Check the data underneath for lines holding the word "dsName", and state only how many you find.

↓

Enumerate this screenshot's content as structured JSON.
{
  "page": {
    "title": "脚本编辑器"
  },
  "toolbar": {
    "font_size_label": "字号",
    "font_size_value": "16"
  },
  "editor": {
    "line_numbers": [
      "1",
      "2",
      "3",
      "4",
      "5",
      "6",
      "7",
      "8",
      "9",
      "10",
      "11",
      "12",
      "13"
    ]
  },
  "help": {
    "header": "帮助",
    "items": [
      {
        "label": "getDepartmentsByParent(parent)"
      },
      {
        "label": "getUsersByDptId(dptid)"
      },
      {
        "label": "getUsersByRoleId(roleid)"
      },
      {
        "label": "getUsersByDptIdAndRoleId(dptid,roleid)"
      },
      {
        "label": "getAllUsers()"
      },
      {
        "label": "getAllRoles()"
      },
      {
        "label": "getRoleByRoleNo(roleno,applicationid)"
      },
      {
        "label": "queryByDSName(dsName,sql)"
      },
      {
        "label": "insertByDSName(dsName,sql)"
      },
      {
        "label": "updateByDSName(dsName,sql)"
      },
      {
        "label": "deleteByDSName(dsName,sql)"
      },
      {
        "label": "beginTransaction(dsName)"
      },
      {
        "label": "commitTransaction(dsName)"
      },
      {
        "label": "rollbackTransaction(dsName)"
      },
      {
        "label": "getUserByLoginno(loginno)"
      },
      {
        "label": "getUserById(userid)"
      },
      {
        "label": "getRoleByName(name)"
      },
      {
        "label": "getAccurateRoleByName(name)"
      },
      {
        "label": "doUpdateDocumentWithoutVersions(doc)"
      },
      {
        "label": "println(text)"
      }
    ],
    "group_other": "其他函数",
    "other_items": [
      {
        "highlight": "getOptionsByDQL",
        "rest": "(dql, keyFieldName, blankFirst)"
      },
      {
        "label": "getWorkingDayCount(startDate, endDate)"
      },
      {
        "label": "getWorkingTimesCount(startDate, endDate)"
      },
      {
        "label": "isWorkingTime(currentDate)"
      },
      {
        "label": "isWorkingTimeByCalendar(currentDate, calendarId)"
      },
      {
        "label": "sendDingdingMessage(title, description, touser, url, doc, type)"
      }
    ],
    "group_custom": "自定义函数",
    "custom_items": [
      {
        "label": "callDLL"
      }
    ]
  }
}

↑

> TASK SOLUTION
7